■ **Source records**

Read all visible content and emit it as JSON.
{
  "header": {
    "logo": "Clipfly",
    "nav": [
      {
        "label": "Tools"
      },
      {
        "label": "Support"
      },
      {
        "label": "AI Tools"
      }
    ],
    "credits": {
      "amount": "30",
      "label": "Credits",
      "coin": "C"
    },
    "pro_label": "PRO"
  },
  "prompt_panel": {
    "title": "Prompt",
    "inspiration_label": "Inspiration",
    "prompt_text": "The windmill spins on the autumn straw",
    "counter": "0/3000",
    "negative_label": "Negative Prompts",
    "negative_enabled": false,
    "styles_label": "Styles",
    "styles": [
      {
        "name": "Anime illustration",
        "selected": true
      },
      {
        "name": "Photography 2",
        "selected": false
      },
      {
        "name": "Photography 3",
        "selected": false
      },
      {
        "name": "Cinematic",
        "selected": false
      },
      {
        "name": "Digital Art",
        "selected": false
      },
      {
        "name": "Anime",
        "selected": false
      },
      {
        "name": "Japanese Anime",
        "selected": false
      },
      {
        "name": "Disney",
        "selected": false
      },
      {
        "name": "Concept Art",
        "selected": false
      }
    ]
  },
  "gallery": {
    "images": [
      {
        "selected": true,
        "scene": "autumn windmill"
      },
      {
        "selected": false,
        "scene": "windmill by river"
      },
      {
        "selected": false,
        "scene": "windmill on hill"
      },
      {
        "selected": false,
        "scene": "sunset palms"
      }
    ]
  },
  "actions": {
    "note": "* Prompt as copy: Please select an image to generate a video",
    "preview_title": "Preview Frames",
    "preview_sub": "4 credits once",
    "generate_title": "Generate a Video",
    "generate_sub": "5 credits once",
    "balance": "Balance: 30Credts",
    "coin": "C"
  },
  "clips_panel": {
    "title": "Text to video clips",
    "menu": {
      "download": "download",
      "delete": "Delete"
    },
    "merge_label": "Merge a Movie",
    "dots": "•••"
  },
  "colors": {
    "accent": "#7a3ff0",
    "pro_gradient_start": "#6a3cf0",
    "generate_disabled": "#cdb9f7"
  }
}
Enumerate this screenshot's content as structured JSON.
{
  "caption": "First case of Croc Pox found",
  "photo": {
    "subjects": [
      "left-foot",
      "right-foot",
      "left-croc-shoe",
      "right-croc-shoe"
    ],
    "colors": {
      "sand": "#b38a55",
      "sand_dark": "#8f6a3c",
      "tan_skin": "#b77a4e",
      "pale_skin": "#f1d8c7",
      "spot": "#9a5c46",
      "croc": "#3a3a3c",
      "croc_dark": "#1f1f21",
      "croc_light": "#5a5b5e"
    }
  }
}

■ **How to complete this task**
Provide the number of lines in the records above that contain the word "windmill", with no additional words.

■ **Task answer**
4